Return all lines from the listing below that include the word "value".

##### DATA SUPPLIED #####

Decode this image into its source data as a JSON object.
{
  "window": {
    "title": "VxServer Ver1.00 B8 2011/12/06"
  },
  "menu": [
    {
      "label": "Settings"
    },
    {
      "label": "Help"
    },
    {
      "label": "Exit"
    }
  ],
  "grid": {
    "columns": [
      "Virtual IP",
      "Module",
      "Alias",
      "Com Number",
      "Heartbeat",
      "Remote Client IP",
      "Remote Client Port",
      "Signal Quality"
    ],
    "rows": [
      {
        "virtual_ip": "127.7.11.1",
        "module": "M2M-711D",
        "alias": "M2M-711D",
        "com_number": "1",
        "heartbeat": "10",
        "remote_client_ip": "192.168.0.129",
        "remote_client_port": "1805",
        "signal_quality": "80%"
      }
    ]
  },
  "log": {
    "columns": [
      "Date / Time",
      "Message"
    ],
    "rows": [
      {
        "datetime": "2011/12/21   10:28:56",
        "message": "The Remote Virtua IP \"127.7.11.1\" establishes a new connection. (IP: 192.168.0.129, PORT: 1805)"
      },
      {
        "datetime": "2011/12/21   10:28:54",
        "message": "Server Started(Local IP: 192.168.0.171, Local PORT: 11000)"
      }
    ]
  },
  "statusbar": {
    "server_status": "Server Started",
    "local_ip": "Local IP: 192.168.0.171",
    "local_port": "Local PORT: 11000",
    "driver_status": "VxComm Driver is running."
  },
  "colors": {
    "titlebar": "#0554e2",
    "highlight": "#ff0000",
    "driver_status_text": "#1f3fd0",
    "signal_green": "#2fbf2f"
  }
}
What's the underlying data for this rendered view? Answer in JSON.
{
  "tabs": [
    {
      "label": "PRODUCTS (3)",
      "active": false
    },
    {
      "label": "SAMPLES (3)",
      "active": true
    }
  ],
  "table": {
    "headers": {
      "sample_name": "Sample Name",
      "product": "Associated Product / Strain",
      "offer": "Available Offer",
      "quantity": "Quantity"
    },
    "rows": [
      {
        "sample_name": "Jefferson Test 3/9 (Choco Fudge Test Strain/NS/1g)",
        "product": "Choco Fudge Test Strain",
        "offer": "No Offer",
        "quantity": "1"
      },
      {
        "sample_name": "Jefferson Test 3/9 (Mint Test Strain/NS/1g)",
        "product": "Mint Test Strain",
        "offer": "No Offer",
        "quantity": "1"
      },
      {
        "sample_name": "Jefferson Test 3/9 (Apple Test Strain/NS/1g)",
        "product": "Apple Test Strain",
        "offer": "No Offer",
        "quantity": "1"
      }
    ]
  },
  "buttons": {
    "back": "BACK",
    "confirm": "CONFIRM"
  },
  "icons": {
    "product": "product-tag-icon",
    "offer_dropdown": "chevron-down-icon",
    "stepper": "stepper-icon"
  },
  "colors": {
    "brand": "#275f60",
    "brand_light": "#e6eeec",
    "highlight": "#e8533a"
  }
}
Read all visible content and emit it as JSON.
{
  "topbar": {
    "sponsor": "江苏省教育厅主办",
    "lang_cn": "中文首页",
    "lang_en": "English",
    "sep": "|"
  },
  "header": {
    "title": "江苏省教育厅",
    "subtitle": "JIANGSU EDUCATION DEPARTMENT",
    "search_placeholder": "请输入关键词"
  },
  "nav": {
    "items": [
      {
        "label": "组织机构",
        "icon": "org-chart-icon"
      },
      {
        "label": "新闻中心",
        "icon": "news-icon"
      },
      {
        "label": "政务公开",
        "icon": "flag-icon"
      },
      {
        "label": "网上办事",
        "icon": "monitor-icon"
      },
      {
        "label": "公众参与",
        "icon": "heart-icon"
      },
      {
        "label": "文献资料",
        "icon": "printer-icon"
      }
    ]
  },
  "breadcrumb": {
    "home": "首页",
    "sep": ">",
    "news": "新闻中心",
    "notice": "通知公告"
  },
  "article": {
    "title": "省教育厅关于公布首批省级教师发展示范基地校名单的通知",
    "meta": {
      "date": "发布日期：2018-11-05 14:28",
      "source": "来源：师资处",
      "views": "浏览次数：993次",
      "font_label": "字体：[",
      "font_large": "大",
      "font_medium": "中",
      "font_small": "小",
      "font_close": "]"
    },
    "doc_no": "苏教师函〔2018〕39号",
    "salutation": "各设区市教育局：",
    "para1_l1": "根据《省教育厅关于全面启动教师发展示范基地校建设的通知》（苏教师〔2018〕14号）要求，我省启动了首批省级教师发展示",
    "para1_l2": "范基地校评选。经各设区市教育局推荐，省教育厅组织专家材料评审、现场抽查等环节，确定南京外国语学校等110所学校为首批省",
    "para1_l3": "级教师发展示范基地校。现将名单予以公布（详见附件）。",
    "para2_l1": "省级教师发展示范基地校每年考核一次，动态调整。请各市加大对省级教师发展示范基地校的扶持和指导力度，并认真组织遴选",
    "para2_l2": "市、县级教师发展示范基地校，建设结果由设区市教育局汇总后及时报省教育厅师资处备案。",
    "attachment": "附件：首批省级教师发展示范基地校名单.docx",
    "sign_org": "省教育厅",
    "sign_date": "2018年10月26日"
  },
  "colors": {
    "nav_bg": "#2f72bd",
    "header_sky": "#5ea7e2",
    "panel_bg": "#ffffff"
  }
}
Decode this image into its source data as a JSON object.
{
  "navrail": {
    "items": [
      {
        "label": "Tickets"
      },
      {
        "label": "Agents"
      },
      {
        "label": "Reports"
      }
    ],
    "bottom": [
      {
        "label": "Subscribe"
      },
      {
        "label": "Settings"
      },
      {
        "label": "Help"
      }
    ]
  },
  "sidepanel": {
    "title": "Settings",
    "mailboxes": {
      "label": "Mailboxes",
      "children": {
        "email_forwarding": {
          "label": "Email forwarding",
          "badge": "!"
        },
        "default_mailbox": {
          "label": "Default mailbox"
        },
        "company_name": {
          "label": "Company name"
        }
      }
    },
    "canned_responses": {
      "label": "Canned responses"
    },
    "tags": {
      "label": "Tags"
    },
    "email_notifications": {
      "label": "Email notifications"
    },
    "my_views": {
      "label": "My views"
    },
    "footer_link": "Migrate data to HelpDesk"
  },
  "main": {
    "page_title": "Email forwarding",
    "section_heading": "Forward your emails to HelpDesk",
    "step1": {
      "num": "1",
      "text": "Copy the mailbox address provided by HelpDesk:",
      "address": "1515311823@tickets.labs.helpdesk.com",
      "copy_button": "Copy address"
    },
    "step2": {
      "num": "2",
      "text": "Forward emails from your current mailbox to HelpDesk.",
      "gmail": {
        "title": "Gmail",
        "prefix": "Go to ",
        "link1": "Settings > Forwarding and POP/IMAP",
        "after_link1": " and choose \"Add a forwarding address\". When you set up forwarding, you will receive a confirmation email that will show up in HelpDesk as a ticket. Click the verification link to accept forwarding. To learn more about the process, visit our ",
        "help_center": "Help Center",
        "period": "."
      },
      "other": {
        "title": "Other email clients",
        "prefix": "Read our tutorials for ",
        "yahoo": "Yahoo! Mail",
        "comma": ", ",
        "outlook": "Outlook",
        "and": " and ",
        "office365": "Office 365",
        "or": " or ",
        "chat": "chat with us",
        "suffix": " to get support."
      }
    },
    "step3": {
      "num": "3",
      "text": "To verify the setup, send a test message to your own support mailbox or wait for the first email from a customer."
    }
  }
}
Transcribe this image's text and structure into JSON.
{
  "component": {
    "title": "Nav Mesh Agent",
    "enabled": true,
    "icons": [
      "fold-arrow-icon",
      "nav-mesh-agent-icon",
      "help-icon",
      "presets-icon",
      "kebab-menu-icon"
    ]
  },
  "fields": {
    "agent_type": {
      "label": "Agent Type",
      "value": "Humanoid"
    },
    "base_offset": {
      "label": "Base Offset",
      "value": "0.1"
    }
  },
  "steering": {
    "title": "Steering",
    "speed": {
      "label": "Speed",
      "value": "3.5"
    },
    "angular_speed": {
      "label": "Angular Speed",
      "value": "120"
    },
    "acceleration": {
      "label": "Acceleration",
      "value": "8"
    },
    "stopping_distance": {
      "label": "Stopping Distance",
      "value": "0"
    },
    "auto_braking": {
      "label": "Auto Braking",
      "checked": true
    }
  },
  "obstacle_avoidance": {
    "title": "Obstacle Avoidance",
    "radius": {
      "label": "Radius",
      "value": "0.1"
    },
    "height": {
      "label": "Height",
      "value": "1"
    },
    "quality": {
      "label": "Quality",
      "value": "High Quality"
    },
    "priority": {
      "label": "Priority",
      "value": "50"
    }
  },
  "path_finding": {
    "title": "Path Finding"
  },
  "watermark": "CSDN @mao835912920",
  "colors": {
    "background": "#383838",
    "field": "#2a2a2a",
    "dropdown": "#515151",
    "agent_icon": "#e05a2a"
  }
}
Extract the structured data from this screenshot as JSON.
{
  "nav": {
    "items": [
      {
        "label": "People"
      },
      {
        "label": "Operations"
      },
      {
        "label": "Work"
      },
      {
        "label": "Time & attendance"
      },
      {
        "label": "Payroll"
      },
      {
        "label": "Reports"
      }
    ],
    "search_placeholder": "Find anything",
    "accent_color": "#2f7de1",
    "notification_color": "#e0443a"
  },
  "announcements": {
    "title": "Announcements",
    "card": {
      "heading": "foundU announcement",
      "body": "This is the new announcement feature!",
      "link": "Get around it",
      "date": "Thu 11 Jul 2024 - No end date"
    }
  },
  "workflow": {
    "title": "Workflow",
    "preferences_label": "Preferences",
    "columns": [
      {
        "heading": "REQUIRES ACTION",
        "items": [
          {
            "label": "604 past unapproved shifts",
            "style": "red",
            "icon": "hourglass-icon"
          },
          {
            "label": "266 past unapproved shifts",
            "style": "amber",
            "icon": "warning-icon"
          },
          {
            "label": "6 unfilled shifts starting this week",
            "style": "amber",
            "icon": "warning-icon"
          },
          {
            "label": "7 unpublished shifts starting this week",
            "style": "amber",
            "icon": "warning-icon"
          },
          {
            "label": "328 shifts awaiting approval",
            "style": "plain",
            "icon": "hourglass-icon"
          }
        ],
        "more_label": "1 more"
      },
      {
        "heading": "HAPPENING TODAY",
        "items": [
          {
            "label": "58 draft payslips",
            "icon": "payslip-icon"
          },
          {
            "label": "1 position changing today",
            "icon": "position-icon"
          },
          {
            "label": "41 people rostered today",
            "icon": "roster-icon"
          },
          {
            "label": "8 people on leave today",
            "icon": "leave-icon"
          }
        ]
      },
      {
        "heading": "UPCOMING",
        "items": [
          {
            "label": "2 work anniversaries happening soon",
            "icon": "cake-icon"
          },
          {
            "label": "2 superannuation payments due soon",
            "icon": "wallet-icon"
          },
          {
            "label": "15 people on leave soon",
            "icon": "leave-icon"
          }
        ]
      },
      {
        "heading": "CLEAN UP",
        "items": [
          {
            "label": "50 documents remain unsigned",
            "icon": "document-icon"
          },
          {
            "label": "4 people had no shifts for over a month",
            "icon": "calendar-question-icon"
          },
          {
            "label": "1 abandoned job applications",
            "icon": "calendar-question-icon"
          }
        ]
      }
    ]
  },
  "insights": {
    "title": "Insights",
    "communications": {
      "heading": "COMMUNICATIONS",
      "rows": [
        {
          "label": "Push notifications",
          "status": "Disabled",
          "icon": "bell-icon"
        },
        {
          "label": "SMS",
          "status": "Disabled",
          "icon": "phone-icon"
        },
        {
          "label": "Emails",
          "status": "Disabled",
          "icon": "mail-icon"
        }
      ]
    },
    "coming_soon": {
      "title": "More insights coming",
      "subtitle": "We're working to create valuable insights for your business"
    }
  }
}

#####

**SOLUTION TO THE EXERCISE**.
      "value": "Humanoid"
      "value": "0.1"
      "value": "3.5"
      "value": "120"
      "value": "8"
      "value": "0"
      "value": "0.1"
      "value": "1"
      "value": "High Quality"
      "value": "50"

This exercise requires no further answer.